  • Understanding of spatial planning.
  • Knowledge of mitigation techniques across a range of habitats and species.
  • Understanding of environmental legislation and its policy implications.

Balanced against these findings is the need to understand the extent to which these skills are required. For example fish identification is quite specialised and the number of potential employers is relatively low.

Working with colleagues in the field is a vital  part of work experience (Shutterstock)
Working with colleagues in the field is a vital part of work experience (Shutterstock)

During the latter half of 2016 we undertook further research to establish where we are now in terms of skills gaps and shortages and to understand which areas of professional development are considered to be a priority for investment because of the needs of the roles. A report on this work, which was led by Dr Debbie Bartlett CMLI FCIEEM and Eulalia Gomez-Martin MSc Grad CIEEM, will be published later this year but the initial findings may be surprising.

Participants were asked to identify recent and future development needs by using the CIEEM Competency Framework, which identifies 40 technical and transferable competencies – the latter being common to most professions. The findings indicated that, whilst species and habitat identification and management skills are still key, it is some of the transferable competencies that individuals and employers are investing heavily in. Examples include:

  • Communication skills.
  • Project management.
  • Business management including an understanding of the realities of the work environment, whether that be in a commercial, voluntary or public sector role.

Feedback from employers suggests that these are skills rarely found in early career job applicants.

So how can these skills, apparently so highly valued by employers, be acquired? Is it in the classroom? Well, yes, some of them can be to a limited extent. But surely the most effective place to learn is in the workplace. If employers want applicants who can demonstrate at least a basic level of understanding and skill in these areas then they need to provide more opportunities for potential employees to acquire them, ideally through appropriate work experience.

In early 2016 CIEEM published new guidance for members on providing work experience

( (5.5MB). The guidance, aimed primarily at employers but also of use to those seeking work experience, sets out ways in which a successful experience can be planned and provided to the benefit of both parties. There are some key principles to bear in mind.
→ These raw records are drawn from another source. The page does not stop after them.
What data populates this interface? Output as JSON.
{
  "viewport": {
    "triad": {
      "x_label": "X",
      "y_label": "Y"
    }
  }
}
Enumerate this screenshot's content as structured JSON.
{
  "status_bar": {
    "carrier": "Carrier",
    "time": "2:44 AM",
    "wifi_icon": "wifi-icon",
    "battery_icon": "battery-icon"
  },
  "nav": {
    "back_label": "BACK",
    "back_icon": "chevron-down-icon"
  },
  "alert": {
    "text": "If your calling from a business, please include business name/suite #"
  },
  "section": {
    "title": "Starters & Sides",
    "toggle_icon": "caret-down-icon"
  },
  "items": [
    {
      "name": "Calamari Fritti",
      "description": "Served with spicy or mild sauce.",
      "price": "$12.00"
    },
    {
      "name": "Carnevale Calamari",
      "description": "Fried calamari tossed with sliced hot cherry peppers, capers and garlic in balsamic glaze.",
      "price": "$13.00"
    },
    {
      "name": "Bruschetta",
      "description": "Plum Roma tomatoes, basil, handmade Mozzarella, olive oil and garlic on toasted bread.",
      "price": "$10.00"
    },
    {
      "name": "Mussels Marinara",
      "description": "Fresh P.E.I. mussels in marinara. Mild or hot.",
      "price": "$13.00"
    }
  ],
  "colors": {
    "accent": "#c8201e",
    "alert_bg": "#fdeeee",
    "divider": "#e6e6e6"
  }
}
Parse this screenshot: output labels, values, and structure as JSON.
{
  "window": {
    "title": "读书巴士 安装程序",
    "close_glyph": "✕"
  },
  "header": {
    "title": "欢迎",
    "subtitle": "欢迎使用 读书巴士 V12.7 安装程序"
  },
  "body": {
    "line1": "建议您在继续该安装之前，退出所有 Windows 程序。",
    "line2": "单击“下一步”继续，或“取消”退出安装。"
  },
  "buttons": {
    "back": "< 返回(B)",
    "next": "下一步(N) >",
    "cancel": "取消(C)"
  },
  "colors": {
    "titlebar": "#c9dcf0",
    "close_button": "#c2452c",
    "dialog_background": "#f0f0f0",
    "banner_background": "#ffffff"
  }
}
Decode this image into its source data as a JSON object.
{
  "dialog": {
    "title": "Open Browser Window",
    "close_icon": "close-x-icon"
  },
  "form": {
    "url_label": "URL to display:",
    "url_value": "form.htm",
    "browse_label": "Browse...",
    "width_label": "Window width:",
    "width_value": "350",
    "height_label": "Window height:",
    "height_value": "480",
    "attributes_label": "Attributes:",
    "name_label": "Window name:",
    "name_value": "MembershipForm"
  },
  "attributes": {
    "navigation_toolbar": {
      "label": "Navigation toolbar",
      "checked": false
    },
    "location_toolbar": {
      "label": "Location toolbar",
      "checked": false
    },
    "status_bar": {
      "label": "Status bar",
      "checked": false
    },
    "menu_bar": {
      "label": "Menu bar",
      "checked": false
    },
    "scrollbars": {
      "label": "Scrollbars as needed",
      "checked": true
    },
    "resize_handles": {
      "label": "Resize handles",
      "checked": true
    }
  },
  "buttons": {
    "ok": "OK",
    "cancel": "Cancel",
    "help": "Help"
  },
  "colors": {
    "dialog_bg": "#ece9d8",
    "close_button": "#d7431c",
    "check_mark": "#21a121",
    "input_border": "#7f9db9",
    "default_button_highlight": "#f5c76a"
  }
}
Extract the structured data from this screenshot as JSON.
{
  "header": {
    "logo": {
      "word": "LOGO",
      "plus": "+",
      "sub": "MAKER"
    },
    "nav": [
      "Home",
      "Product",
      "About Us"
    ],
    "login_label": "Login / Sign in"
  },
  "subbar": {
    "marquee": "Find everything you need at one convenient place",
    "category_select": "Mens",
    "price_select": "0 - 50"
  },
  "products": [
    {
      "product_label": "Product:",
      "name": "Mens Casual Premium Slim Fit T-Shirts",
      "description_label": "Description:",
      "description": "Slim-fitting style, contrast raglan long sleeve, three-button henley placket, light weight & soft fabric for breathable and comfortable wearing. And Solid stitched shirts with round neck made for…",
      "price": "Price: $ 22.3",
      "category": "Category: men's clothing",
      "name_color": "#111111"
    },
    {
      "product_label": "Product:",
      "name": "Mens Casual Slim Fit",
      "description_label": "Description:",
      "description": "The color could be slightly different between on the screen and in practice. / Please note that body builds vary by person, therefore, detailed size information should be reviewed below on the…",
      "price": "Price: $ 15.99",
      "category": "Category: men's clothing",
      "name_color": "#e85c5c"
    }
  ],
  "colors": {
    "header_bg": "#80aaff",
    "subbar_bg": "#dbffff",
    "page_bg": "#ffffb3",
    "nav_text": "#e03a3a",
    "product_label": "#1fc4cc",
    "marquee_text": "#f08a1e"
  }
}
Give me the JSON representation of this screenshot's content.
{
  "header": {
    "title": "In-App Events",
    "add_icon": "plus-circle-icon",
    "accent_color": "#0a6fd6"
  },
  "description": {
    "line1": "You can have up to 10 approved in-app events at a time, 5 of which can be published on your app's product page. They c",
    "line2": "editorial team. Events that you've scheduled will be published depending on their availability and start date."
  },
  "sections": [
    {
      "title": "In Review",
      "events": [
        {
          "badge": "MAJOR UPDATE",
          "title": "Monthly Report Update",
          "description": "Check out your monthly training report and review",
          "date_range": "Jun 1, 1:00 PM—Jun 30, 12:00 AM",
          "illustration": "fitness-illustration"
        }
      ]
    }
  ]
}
  • Work experience should be planned to ensure that the participant gets a range of experiences that will help their career.
  • There should be an exchange of expectations so both parties are clear on what will happen.
  • There should be proper supervision and support – the workplace can be very daunting. Host organisations should be generous with their time, resources and access to relevant training.
  • It is not a source of unpaid or cheap labour – participants are there to learn.
Good work experience  opportunities are an  important means of  improving employability  (CIEEM)
Good work experience opportunities are an important means of improving employability (CIEEM)

Employers must take responsibility for encouraging and supporting enthusiastic, talented and motivated people to find a way into our sector and helping them become established. Work experience is not the only way. It sits alongside accessing knowledge networking opportunities (for example through the CIEEM Member Network events), providing input into academic programmes and supporting practical studies. But work experience is the best way, if not the only way, to provide aspiring ecologists with an insight into the realities and pressures of the work environment and the opportunity to acquire, pre-employment, those transferable competencies employers require as well as the more generic technical skills in an applied context. Besides, most employers find those undertaking work experience bring with them knowledge, ideas and commitment that can be of real value to the host organisation.

Sally Hayns


For more information about CIEEM, membership and our practical resources and guidance please visit

First published in CJS Focus on Volunteering in association with the Keep Britain Tidy on 13 February 2017

More on: